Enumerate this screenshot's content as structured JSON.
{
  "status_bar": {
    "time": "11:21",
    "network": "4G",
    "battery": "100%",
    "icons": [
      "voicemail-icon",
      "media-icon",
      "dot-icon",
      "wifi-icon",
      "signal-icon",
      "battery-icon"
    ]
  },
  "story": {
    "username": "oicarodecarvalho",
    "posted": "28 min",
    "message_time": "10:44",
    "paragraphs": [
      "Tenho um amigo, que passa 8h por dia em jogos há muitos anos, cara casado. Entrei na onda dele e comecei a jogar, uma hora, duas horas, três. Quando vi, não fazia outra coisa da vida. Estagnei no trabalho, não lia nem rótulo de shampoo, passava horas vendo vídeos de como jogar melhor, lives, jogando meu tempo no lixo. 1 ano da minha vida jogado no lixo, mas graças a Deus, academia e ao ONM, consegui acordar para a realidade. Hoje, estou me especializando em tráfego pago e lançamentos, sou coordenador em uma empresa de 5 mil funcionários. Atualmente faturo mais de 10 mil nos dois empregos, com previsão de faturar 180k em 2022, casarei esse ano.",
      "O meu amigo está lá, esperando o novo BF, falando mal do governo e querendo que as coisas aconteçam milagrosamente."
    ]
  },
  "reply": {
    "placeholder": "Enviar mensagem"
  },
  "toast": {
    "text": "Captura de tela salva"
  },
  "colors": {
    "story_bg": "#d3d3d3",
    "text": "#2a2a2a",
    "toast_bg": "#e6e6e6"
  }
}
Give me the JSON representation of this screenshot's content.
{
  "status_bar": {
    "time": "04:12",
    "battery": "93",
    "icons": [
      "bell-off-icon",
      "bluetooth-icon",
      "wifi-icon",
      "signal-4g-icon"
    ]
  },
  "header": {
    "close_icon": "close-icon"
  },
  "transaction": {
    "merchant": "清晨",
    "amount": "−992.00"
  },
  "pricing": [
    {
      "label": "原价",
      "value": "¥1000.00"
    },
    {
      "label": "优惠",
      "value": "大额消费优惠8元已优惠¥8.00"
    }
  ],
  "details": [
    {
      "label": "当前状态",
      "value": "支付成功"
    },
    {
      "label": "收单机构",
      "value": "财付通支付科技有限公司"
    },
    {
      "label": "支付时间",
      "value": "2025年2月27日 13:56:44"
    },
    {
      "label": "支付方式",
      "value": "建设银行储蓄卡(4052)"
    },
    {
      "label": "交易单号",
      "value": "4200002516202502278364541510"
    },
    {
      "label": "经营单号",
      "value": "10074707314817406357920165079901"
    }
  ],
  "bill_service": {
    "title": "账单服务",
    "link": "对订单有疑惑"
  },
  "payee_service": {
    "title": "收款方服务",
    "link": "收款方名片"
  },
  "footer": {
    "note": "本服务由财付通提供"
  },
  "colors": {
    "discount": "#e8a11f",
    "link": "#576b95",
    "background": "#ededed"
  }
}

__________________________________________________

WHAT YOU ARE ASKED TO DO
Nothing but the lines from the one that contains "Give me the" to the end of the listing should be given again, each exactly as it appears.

RESULT OF THE EXERCISE
Give me the JSON representation of this screenshot's content.
{
  "status_bar": {
    "time": "04:12",
    "battery": "93",
    "icons": [
      "bell-off-icon",
      "bluetooth-icon",
      "wifi-icon",
      "signal-4g-icon"
    ]
  },
  "header": {
    "close_icon": "close-icon"
  },
  "transaction": {
    "merchant": "清晨",
    "amount": "−992.00"
  },
  "pricing": [
    {
      "label": "原价",
      "value": "¥1000.00"
    },
    {
      "label": "优惠",
      "value": "大额消费优惠8元已优惠¥8.00"
    }
  ],
  "details": [
    {
      "label": "当前状态",
      "value": "支付成功"
    },
    {
      "label": "收单机构",
      "value": "财付通支付科技有限公司"
    },
    {
      "label": "支付时间",
      "value": "2025年2月27日 13:56:44"
    },
    {
      "label": "支付方式",
      "value": "建设银行储蓄卡(4052)"
    },
    {
      "label": "交易单号",
      "value": "4200002516202502278364541510"
    },
    {
      "label": "经营单号",
      "value": "10074707314817406357920165079901"
    }
  ],
  "bill_service": {
    "title": "账单服务",
    "link": "对订单有疑惑"
  },
  "payee_service": {
    "title": "收款方服务",
    "link": "收款方名片"
  },
  "footer": {
    "note": "本服务由财付通提供"
  },
  "colors": {
    "discount": "#e8a11f",
    "link": "#576b95",
    "background": "#ededed"
  }
}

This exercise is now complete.